New resources from the cancer agency score high marks for helping students with blood cancer return to school
Leaf Worsley and her son, Mars, struggled with his return to school, having missed years of learning and experiencing a lack of resources to help him with the transition.
BOBBIE-JO BODDEN PHOTOGRAPHY
Their fight against cancer may be done, but for many children, their return to school marks the start of another struggle – how to catch up on school work and make up for time spent in a hospital instead of a classroom.
For most children and their families, there’s support available during the treatment phase, but there are fewer resources to help navigate life after treatment. However, the emotional and developmental side effects are often overlooked as kids try to figure out how to get their lives back on track. The Leukemia & Lymphoma Society of Canada has tools that can help students with blood cancer, like Mars Worsley.
In 2013, he was six years old and in the middle of Grade 1 when he was diagnosed with acute lymphoblastic leukemia (ALL), a cancer of the bone marrow and blood. Only a few months before, his mother, Leaf, started treatment for breast cancer. Together, they travelled from their home in Bancroft, Ont., to the Peterborough Regional Health Centre or to SickKids Hospital in Toronto for treatment almost monthly. At one point, the family (mom, dad and Mars’s two younger brothers) lived at Ronald McDonald House for 10 months while Mars received radiation and chemotherapy.
His treatments lasted 3½ years, but his mother says it took another year to regain any sense of normalcy. He was too tired to attend school full time, so initially he went just half days. To ensure Mars would be safe at school, a nurse talked to his teachers and they in turn encouraged students to be diligent about hand washing to prevent the spread of infection, which would have had serious implications for Mars’s weakened immune system.
“When they talk about chemo side effects, they prepare you for everything,” Leaf says. “Nurses know exactly what to do about staying physically healthy through school, but nobody prepped us for what happens next.”
What she didn’t expect was how frustrating going back to school would be for her son. She was unprepared for the heartbreak she felt looking at Mars’s report card. Mars was well enough to attend Grade 5 full time, but academically, he was still at a Grade 3 level, having missed out on several years of learning core skills.
Leaf also went back to school, but to teach high school math and science. Her experience was different. As a teacher, she had the benefit of a transition plan and resources to help her return to work. Unfortunately, her son did not have such tools available to him for his return to school.
“I feel like Mars has been made to suffer multiple times. First, it was leukemia. Now, it’s getting caught up, and it’s not working,” she says. As a teacher herself, Leaf understands that there aren’t enough education assistants or resources to provide one-on-one attention. But she says grouping children who have missed years of education in with kids of their own age who haven’t does not help.

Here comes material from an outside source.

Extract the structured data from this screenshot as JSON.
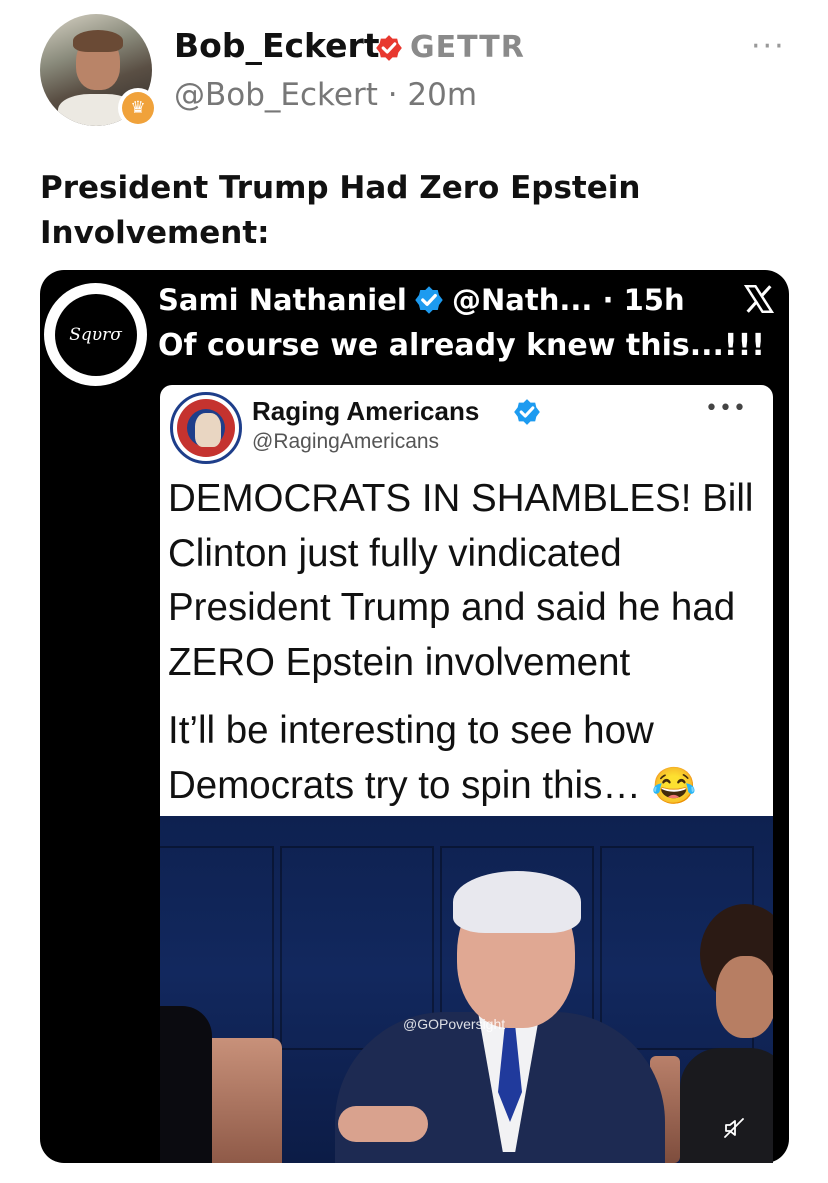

“These children need specific help,” she says, “but there’s a worry [among school administrators] that it singles out a student. Instead, Mars feels singled out when he gets one out of 20 on a spelling test. He deserves more.”
The Leukemia & Lymphoma Society of Canada agrees. As the only voluntary health agency dedicated to blood cancers in the country, it has helped thousands of patients and families since it began in 1955. Stories like Mars’s inspired it to introduce new online resources for students, parents and teachers that include downloadable booklets, fact sheets and suggested resources like the website kidsgetbloodcancers.ca.
Teachers can learn how to support students dealing with cancer, before and after treatment. They can learn how to speak to their classmates about it and how to keep in touch with a student as he or she is away getting treatment. That could include video chats with fellow classmates, sending cards and drawings, and organizing a school awareness campaign on leukemia. It also addresses the emotional, cognitive, social and physical challenges faced once a young cancer patient returns to school.
Leaf and her son didn’t have these resources available to them back then, which underscores the importance of spreading the word. “They are totally useful,” Leaf says. “Teachers can feel overwhelmed and it’s difficult to know what are the needs of students who have had leukemia. Resources like this will help them adjust. Kids need a transition plan too.”